BILASPUR, India — If you had told Ayesha Kapur 10 years ago that she would help lead the fight against one of the world’s oldest laws criminalizing gay sex, she would never have believed you. For most of her life, Ms. Kapur was afraid to ever speak of her sexuality.
Growing up in New Delhi during the 1980s, Ms. Kapur knew of no gay women, no reference points from Bollywood movies that could provide the vocabulary for what she was feeling. The word “lesbian,” she said, was “like a bad word.”
Three decades later, Ms. Kapur, who describes herself as deeply private and mostly apolitical, became a member of the first group of gay petitioners to challenge the law, known as Section 377.
In stepping forward, Ms. Kapur, 43, and other petitioners admitted to the court that they were criminals under a law routinely used as a cover to harass, blackmail and sexually assault gay people.
“According to the law of the land, I can be handcuffed,” she said. “It’s a very real prospect. Nothing stops the police from coming to the homes of the petitioners.”
This summer, India’s Supreme Court is expected to consider those petitions as it reviews Section 377’s constitutionality, creating a surge of hope for lawyers and activists who have been campaigning against the law for years.

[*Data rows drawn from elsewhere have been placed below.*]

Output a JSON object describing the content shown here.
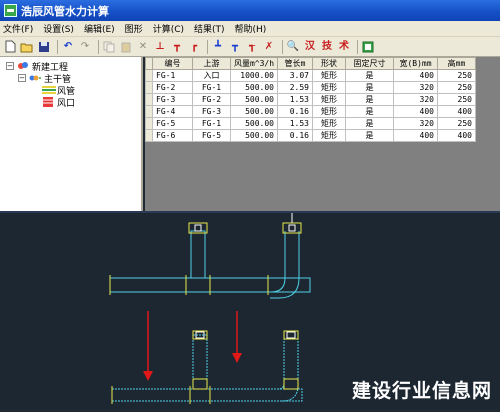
{
  "window": {
    "title": "浩辰风管水力计算",
    "accent": "#1650c8"
  },
  "menu": [
    "文件(F)",
    "设置(S)",
    "编辑(E)",
    "图形",
    "计算(C)",
    "结果(T)",
    "帮助(H)"
  ],
  "toolbar": {
    "icons": [
      "new-icon",
      "open-icon",
      "save-icon",
      "undo-icon",
      "redo-icon",
      "copy-icon",
      "paste-icon",
      "delete-icon",
      "duct-branch-icon",
      "duct-tee-icon",
      "duct-elbow-icon",
      "duct-fitting-icon",
      "calc-icon",
      "settings-icon",
      "check-icon",
      "export-icon"
    ],
    "text_buttons": [
      "汉",
      "技",
      "术"
    ]
  },
  "tree": {
    "root": "新建工程",
    "group": "主干管",
    "children": [
      "风管",
      "风口"
    ]
  },
  "table": {
    "headers": [
      "编号",
      "上游",
      "风量m^3/h",
      "管长m",
      "形状",
      "固定尺寸",
      "宽(B)mm",
      "高mm"
    ],
    "rows": [
      [
        "FG-1",
        "入口",
        "1000.00",
        "3.07",
        "矩形",
        "是",
        "400",
        "250"
      ],
      [
        "FG-2",
        "FG-1",
        "500.00",
        "2.59",
        "矩形",
        "是",
        "320",
        "250"
      ],
      [
        "FG-3",
        "FG-2",
        "500.00",
        "1.53",
        "矩形",
        "是",
        "320",
        "250"
      ],
      [
        "FG-4",
        "FG-3",
        "500.00",
        "0.16",
        "矩形",
        "是",
        "400",
        "400"
      ],
      [
        "FG-5",
        "FG-1",
        "500.00",
        "1.53",
        "矩形",
        "是",
        "320",
        "250"
      ],
      [
        "FG-6",
        "FG-5",
        "500.00",
        "0.16",
        "矩形",
        "是",
        "400",
        "400"
      ]
    ]
  },
  "watermark": "建设行业信息网",
  "colors": {
    "cad_bg": "#1c2731",
    "duct": "#4fd1e8",
    "duct_edge": "#e8e84a",
    "arrow": "#e01818"
  }
}
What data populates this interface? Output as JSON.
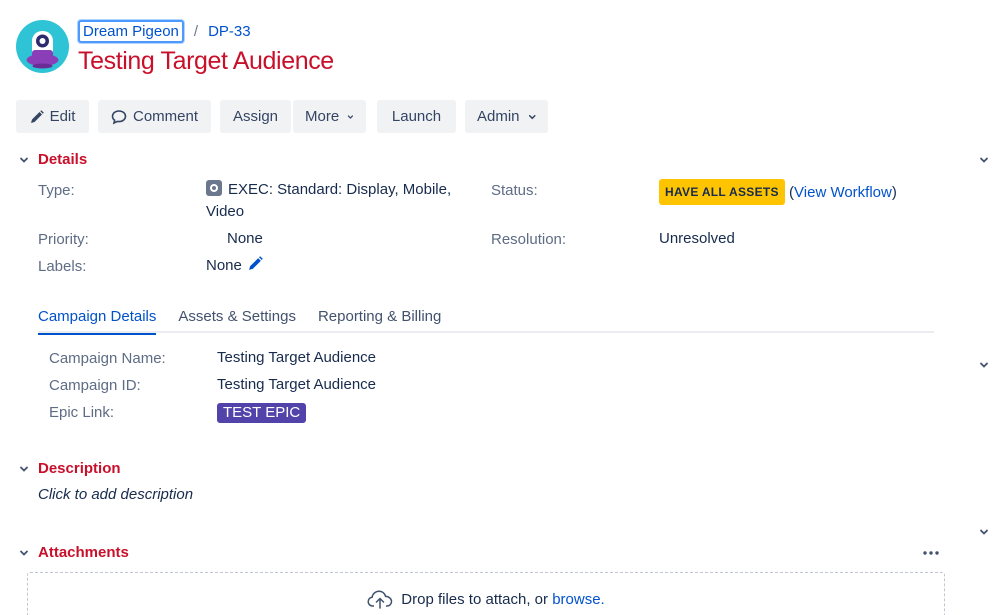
{
  "breadcrumb": {
    "project": "Dream Pigeon",
    "separator": "/",
    "issue_key": "DP-33"
  },
  "issue": {
    "title": "Testing Target Audience"
  },
  "toolbar": {
    "edit": "Edit",
    "comment": "Comment",
    "assign": "Assign",
    "more": "More",
    "launch": "Launch",
    "admin": "Admin"
  },
  "details": {
    "title": "Details",
    "type_label": "Type:",
    "type_value_line1": "EXEC: Standard: Display, Mobile,",
    "type_value_line2": "Video",
    "status_label": "Status:",
    "status_value": "HAVE ALL ASSETS",
    "status_paren_open": "(",
    "view_workflow": "View Workflow",
    "status_paren_close": ")",
    "priority_label": "Priority:",
    "priority_value": "None",
    "resolution_label": "Resolution:",
    "resolution_value": "Unresolved",
    "labels_label": "Labels:",
    "labels_value": "None"
  },
  "tabs": [
    {
      "label": "Campaign Details",
      "active": true
    },
    {
      "label": "Assets & Settings",
      "active": false
    },
    {
      "label": "Reporting & Billing",
      "active": false
    }
  ],
  "campaign": {
    "name_label": "Campaign Name:",
    "name_value": "Testing Target Audience",
    "id_label": "Campaign ID:",
    "id_value": "Testing Target Audience",
    "epic_label": "Epic Link:",
    "epic_value": "TEST EPIC"
  },
  "description": {
    "title": "Description",
    "placeholder": "Click to add description"
  },
  "attachments": {
    "title": "Attachments",
    "drop_text": "Drop files to attach, or ",
    "browse": "browse",
    "period": "."
  },
  "colors": {
    "title_red": "#c9102b",
    "link_blue": "#0052cc",
    "status_yellow": "#ffc400",
    "epic_purple": "#5243aa",
    "button_bg": "#f1f2f4"
  }
}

But hope is tempered by years of disappointment. Even now, it is an act of calculated risk to identify publicly as being gay in India, or to advocate for change. Read more via New York Times